To further the development of the Bahá’í community, in the 1960s efforts were made by Bahá’ís  in Topeka to amend Kansas law to accommodate Bahá’í marriage practice and to give legal standing to Spiritual Assemblies so they could own property and perform other services.

The 1970s saw the widest expansion of efforts of Topeka Bahá’ís to other Bahá’ís communities and the 1990s saw the beginning of the third great transition of the entire Bahá’í world community.  The first occurred in 1912 when the Head of the faith toured Europe and North America emphasizing that the religion was not limited in appeal to the Middle East.  The second occurred in the 1920s when the administrative structure was erected world-wide.  That process was essentially completed in 1963 with the election of the international administrative council, the Universal House of Justice.

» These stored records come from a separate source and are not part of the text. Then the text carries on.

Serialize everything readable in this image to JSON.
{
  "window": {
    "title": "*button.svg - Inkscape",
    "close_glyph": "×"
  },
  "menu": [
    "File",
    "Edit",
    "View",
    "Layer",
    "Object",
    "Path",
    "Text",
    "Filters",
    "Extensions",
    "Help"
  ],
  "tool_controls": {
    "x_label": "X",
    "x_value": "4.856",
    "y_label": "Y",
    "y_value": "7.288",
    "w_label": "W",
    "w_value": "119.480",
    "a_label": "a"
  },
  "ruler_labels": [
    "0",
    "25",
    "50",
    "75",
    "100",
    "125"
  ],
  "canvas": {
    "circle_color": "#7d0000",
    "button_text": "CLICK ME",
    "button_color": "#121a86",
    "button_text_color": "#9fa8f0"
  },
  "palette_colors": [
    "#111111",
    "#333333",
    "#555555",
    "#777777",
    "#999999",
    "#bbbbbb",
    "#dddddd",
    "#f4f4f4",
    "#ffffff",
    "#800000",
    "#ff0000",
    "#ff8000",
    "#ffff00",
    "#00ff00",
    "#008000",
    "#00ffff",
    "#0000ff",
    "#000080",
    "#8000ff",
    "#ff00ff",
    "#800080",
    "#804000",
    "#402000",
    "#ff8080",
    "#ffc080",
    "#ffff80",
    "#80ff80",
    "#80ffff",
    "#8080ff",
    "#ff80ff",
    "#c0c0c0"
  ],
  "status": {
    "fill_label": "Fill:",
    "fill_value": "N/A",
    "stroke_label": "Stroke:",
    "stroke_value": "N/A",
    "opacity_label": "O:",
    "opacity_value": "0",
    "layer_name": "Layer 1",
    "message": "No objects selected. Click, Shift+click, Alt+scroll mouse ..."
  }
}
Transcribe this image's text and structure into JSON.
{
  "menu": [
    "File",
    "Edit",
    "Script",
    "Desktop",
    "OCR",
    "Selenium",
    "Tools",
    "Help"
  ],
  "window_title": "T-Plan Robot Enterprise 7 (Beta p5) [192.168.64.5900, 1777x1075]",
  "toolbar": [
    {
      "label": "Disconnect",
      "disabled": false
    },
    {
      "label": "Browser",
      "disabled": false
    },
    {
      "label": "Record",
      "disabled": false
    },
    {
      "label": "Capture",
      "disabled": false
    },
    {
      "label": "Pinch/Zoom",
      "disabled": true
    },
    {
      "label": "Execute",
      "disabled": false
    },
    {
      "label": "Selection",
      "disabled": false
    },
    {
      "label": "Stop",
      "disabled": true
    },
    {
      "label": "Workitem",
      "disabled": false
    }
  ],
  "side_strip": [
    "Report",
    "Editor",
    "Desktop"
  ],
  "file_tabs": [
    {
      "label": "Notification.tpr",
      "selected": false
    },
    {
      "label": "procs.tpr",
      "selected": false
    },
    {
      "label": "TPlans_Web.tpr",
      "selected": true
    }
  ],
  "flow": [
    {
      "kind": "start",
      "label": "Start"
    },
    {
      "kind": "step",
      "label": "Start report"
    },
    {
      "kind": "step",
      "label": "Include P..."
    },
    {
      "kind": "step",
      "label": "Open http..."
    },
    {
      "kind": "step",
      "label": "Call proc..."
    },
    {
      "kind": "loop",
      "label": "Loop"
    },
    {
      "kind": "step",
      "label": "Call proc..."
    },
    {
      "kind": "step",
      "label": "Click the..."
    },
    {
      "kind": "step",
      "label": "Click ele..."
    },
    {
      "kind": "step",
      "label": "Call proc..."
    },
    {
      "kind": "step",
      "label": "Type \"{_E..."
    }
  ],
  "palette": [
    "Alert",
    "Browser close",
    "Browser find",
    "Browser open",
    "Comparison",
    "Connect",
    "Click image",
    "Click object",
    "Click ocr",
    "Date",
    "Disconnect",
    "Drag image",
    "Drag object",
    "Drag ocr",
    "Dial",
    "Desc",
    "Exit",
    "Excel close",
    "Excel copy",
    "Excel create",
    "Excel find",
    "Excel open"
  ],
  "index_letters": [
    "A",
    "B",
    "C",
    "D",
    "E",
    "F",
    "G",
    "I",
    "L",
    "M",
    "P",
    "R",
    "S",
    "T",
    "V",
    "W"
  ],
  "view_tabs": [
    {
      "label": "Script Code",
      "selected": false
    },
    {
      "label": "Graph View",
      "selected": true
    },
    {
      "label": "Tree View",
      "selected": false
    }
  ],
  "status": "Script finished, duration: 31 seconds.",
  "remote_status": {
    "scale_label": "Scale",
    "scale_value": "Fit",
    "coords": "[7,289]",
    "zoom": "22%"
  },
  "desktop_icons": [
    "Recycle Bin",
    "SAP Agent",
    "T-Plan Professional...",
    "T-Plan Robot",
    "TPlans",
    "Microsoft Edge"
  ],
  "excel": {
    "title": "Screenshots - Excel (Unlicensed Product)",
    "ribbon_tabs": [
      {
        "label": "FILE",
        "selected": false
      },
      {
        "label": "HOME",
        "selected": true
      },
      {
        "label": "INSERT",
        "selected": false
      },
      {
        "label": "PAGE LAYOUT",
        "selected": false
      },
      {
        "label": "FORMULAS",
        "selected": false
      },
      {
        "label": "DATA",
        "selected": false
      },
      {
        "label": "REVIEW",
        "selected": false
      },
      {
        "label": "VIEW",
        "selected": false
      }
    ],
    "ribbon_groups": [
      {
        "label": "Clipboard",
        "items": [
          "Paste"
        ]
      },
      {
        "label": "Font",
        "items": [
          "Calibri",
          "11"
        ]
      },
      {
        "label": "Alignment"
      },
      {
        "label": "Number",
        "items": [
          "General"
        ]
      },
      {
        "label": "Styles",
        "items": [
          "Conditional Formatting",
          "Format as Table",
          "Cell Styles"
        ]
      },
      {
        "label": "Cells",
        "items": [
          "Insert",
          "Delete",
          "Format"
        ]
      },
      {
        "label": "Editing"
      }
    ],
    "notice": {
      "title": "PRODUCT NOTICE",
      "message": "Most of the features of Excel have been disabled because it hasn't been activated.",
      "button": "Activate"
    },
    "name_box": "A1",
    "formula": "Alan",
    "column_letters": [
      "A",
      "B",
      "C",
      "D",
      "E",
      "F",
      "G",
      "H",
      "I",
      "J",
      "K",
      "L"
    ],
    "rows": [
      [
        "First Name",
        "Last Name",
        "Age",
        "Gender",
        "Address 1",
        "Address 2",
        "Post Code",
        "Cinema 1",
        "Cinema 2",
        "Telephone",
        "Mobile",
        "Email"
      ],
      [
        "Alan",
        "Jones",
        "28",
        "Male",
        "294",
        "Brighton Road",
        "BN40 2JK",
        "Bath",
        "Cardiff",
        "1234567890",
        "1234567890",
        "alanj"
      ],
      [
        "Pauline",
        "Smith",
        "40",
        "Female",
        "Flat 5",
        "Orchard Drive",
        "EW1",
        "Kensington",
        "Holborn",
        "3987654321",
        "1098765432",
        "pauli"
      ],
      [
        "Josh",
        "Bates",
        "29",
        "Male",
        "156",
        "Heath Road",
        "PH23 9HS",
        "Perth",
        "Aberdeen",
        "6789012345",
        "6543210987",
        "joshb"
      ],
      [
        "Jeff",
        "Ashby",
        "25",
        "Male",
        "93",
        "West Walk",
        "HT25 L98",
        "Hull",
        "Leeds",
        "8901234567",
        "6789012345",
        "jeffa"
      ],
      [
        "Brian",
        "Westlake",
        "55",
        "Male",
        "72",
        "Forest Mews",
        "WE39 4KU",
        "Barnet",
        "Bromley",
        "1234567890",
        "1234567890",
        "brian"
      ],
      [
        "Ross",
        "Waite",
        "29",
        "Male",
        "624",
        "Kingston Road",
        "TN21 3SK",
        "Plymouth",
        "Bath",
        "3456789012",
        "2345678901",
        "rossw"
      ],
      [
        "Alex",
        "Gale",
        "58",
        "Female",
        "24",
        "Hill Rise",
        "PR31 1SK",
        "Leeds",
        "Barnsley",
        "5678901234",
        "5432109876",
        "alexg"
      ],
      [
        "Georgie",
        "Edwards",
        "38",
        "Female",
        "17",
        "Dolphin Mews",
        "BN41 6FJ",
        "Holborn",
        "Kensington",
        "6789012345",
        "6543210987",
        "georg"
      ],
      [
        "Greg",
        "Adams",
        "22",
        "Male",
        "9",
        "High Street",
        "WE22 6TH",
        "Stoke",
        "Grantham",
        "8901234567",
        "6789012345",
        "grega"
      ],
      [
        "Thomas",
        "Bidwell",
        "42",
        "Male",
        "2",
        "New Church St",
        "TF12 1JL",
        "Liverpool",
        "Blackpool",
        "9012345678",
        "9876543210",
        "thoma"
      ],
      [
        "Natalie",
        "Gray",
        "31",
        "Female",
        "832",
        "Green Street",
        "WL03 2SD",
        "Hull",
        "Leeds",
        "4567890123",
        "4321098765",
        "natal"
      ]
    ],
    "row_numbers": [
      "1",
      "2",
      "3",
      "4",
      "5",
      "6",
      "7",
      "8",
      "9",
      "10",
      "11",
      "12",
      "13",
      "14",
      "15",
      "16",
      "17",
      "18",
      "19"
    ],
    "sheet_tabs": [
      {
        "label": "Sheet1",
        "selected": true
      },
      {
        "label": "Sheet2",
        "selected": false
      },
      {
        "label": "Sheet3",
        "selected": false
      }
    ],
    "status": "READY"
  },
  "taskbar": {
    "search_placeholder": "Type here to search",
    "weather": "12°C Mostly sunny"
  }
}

Now an increasing emphasis is given to sharing Bahá’í devotional practice (without liturgy, rituals or clergy) which is all-inclusive of other religious scripture as well as Bahá’í, promoting the moral education of children, empowering youth to consider and adopt paths of continued service to their communities and empowering those who have historically been oppressed.  These practices are putting Bahá’í beliefs into practice on a scale never attempted before.  This is changing the face of Bahá’í communities, including Topeka, and improving society at the same time.

For over a century now the Topeka Bahá’í community has a secure place in the religious life of the wider community.

Entry: Bahai Faith in Topeka

Author: Duane L. Herrmann

Author information: Herrmann has degrees in education and history from Fort Hays State University. He has published widely on the history of the Bahai faith with publications now in a dozen countries in four languages. His history book By Thy Strengthening Grace received the Ferguson, Kansas, History Book Award in 2007. He has actively studied the Bahai faith since 1969.

Date Created: September 2015

Date Modified: February 2017

The author of this article is solely responsible for its content.